Ngaio chooses his favorite

Ngaio Bealum is a Sacramento comedian, activist and marijuana expert. Email him questions at ask420@newsreview.com.

Hey there, Ngaio. I’m a huge fan of your work. Keep it up. What do you think is better for smoking in general: bud, hash, kief or dabs? Thanks for taking time out of your day for reading my question.


Thank you for taking time out of your day to ask me a question. I like bud the most. Kief, hash and dabs are all pretty much the same. Kief is what you get when you collect the trichomes (all those little crystals on the bud, they are full of THC) from the pot plant. Compress that kief until the crystals pop and form a glob, and you have hash. Use some sort of solvent, like butane or carbon dioxide, to blast and freeze those crystals, and you get hash oil, also called “dabs.”

Don’t forget: Making butane hash oil is against the law in California. Possession is legal, though. Go figure.

While concentrated cannabis products (hash) are delicious, I really enjoy smoking the whole plant.

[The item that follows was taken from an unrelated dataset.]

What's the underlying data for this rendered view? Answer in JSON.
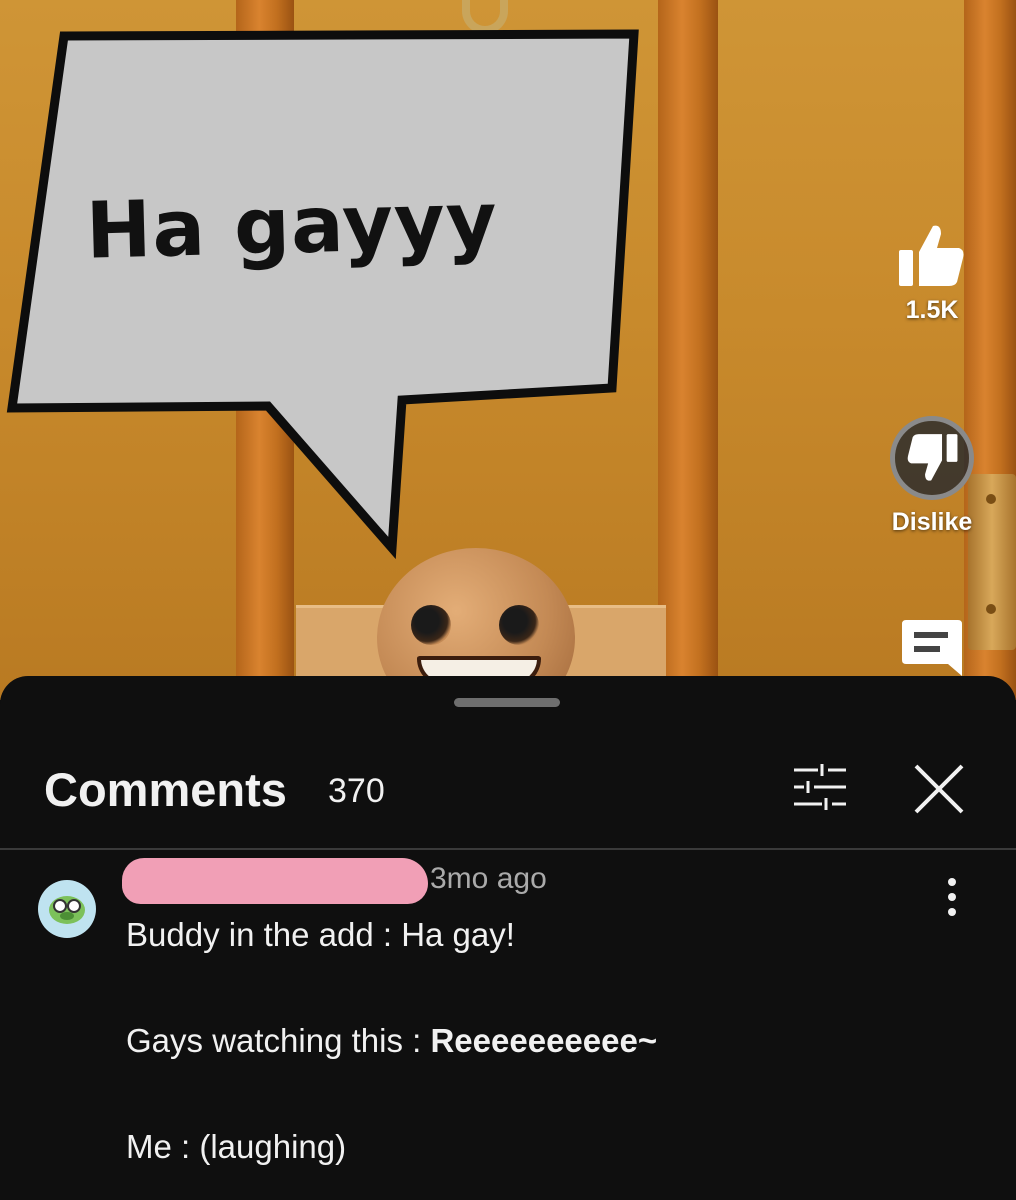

A friend of mine, who happens to be a grower, told me that people do not need to annually renew their medical-marijuana scripts anymore. According to him, there has been some kind of precedent in a previous courtroom situation, and as a result of that, we do not have to get our annual renewals. The original script that we obtained from our doctor is now a legally sufficient document to obtain medical-marijuana products. I have done some online research pertaining to the situation and have been unable to come up with any information. Since you are the Sactown 420 guru, perhaps you have information to share with your faithful followers?


Technically, your friend is correct. I called my homie, James Anthony, to get his opinion. He’s a lawyer. A weed lawyer.

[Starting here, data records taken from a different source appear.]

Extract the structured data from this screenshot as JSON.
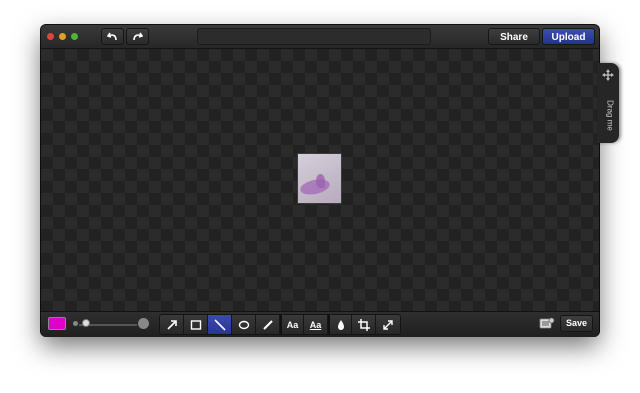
{
  "window": {
    "undo_icon": "undo-icon",
    "redo_icon": "redo-icon",
    "share_label": "Share",
    "upload_label": "Upload"
  },
  "canvas": {
    "drag_tab": {
      "icon": "move-icon",
      "label": "Drag me"
    }
  },
  "toolbar": {
    "color": "#e000c8",
    "brush_size": 0.1,
    "active_tool": "line",
    "tools": [
      {
        "name": "arrow",
        "icon": "arrow-icon"
      },
      {
        "name": "rectangle",
        "icon": "rectangle-icon"
      },
      {
        "name": "line",
        "icon": "line-icon"
      },
      {
        "name": "ellipse",
        "icon": "ellipse-icon"
      },
      {
        "name": "pencil",
        "icon": "pencil-icon"
      },
      {
        "name": "text",
        "icon": "text-icon",
        "label": "Aa"
      },
      {
        "name": "text-style",
        "icon": "text-style-icon",
        "label": "Aa"
      },
      {
        "name": "blur",
        "icon": "drop-icon"
      },
      {
        "name": "crop",
        "icon": "crop-icon"
      },
      {
        "name": "resize",
        "icon": "resize-icon"
      }
    ],
    "save_label": "Save"
  },
  "colors": {
    "accent": "#2d3ca4",
    "background": "#252525"
  }
}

Here’s the gist: Proposition 215 is very broadly written. According to 215, you don’t even need a written letter from your doctor. Medical-cannabis recommendations can be written or given orally. (“As long as your doctor gives good oral, you are golden,” Anthony said.)

And, if the doctor didn’t actually put an expiration date on your letter, you are technically good to go forever. However, Prop. 215 doesn’t actually legalize weed: It just allows you to use what is known as an “affirmative defense” in court. So, if your letter is years old, some prosecutor may try to claim that perhaps your medical condition has improved, and you don’t need to use cannabis anymore. Also, cannabis clubs are allowed to decide their own terms for admittance, so if they say your letter has to be renewed every year, and you want to visit that club, you should probably get your letter renewed every year. Besides, pot doctors need the money, and a letter of recommendation is cheap. It’s probably better to keep your recommendation current so as to avoid any unpleasantness. Namaste.